Joseph possesses prototypical outside cornerback size and impressive speed. Joseph ran track in high school and his speed is truly no fluke, as he ran a 4.34 at Kentucky’s pro day. Joseph’s combination of length, athleticism, and physicality is going to be a plus for whichever team selects him.
With the Eagles Joseph would be a case of trial by fire, as he is entering the NFL with just 20 games of college experience. Having a veteran like Darius Slay would be immeasurable positive for Joseph. He fits Gannon’s profile for cornerbacks as a lengthy, physical, and aggressive defensive back. While there will likely be a steep learning curve, Joseph has showed that he has the potential to be a high level player at the NFL level and with the Eagles, the infrastructure in the defensive backs room would assist with that.
WR Terrace Marshall Jr.
Weight: 203 pounds
Scouting Report: Terrace Marshall has the ability to win at all 3 levels (underneath, intermediate, and downfield). Marshall was the number one ranked Louisiana recruit in the 2018 cycle and a five-star prospect coming out of high school. He possesses a lot of tools that premier NFL wide receivers also possess. Athleticism, speed, and route running. Most importantly, Marshall understands how to use his size and frame. He understands leverage and how to create it. He wins consistently at the line with technically sound releases. Marshall has a very long wingspan (78 1/8″) which allows for a very wide catch radius. There aren’t many holes in Marshall’s game. In 3 years at LSU, Marshall amassed, 106 catches, 1594 yards, and 23 touchdowns.
With the Eagles, Marshall would slot in as the day one starting X receiver. He can stretch the field which is not normal for a receiver his size and he has the catch radius to reel in almost any pass in his vicinity. Under Nick Sirianni, Marshall’s would development would be in great hands. Sirianni has helped develop route technicians like Keenan Allen and helped Tyrell Williams to a breakout year in 2016, when Williams led the Chargers with career highs in catches (69), receiving yards (1,059) and touchdowns receptions (seven).
Marshall has reportedly been in contact with the Eagles, “a lot“.
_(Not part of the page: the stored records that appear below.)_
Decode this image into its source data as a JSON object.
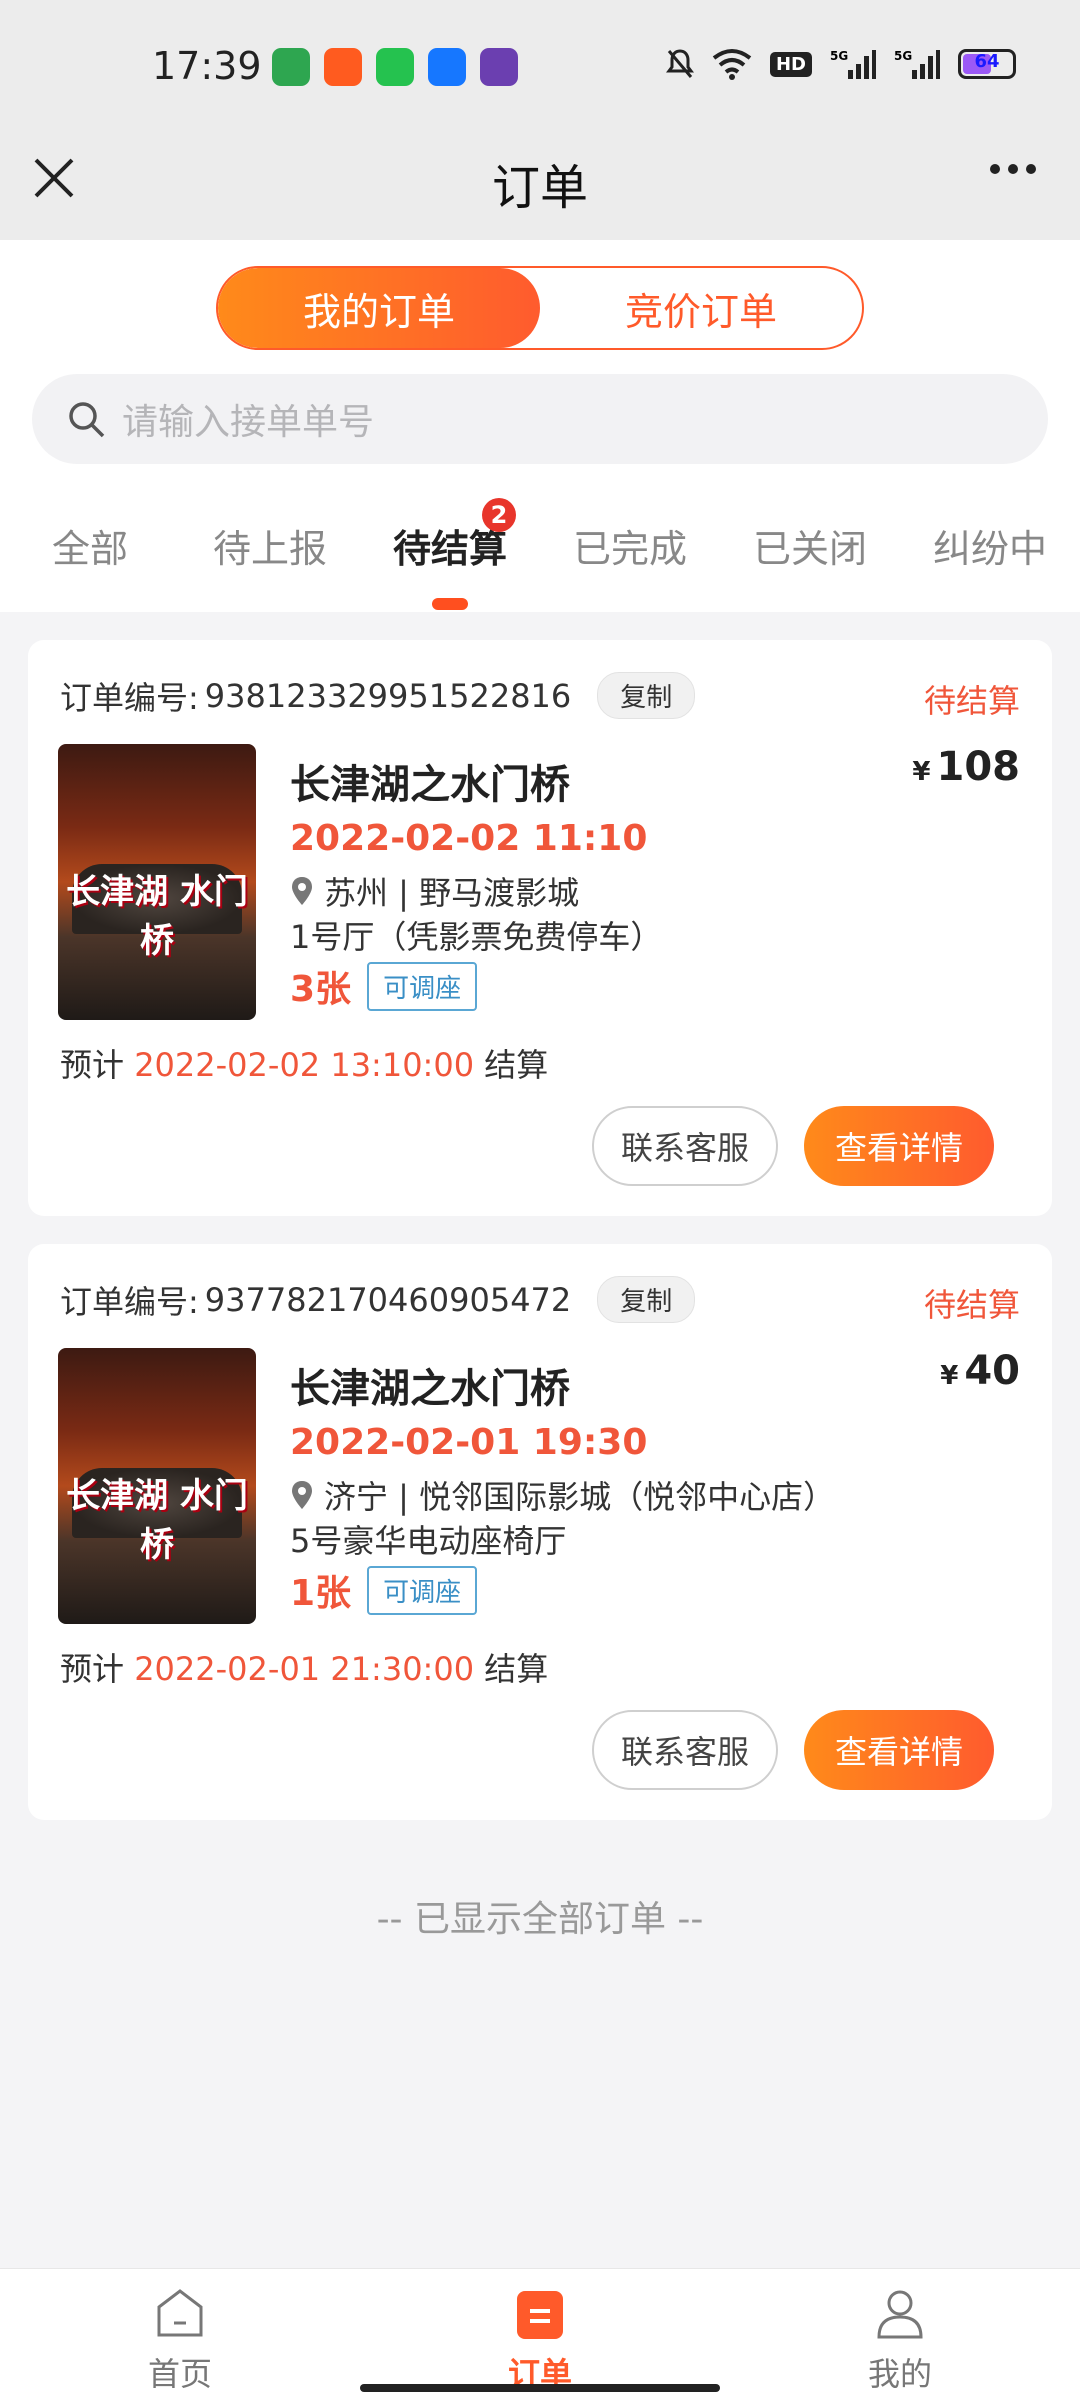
{
  "status_bar": {
    "time": "17:39",
    "battery": "64",
    "hd": "HD"
  },
  "nav": {
    "title": "订单"
  },
  "segments": {
    "mine": "我的订单",
    "bid": "竞价订单"
  },
  "search": {
    "placeholder": "请输入接单单号"
  },
  "tabs": [
    {
      "label": "全部"
    },
    {
      "label": "待上报"
    },
    {
      "label": "待结算",
      "badge": "2"
    },
    {
      "label": "已完成"
    },
    {
      "label": "已关闭"
    },
    {
      "label": "纠纷中"
    }
  ],
  "orders": [
    {
      "order_label": "订单编号:",
      "order_no": "938123329951522816",
      "copy": "复制",
      "status": "待结算",
      "movie": "长津湖之水门桥",
      "price_symbol": "¥",
      "price": "108",
      "showtime": "2022-02-02 11:10",
      "location": "苏州 | 野马渡影城",
      "hall": "1号厅（凭影票免费停车）",
      "tickets": "3张",
      "tag": "可调座",
      "settle_prefix": "预计",
      "settle_time": "2022-02-02 13:10:00",
      "settle_suffix": "结算",
      "btn_service": "联系客服",
      "btn_detail": "查看详情",
      "poster_title": "长津湖 水门桥"
    },
    {
      "order_label": "订单编号:",
      "order_no": "937782170460905472",
      "copy": "复制",
      "status": "待结算",
      "movie": "长津湖之水门桥",
      "price_symbol": "¥",
      "price": "40",
      "showtime": "2022-02-01 19:30",
      "location": "济宁 | 悦邻国际影城（悦邻中心店）",
      "hall": "5号豪华电动座椅厅",
      "tickets": "1张",
      "tag": "可调座",
      "settle_prefix": "预计",
      "settle_time": "2022-02-01 21:30:00",
      "settle_suffix": "结算",
      "btn_service": "联系客服",
      "btn_detail": "查看详情",
      "poster_title": "长津湖 水门桥"
    }
  ],
  "footer_note": "-- 已显示全部订单 --",
  "tabbar": [
    {
      "label": "首页",
      "icon": "home-icon"
    },
    {
      "label": "订单",
      "icon": "order-icon"
    },
    {
      "label": "我的",
      "icon": "profile-icon"
    }
  ],
  "colors": {
    "accent": "#ff5a2a",
    "status": "#f0563a",
    "badge": "#e8352b",
    "tag": "#3a8fc6"
  }
}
Marshall would likely be a trade up candidate, as he is projected to be selected late in the 1st round.
Mandatory Photo Credit: Tom Pennington/Getty Images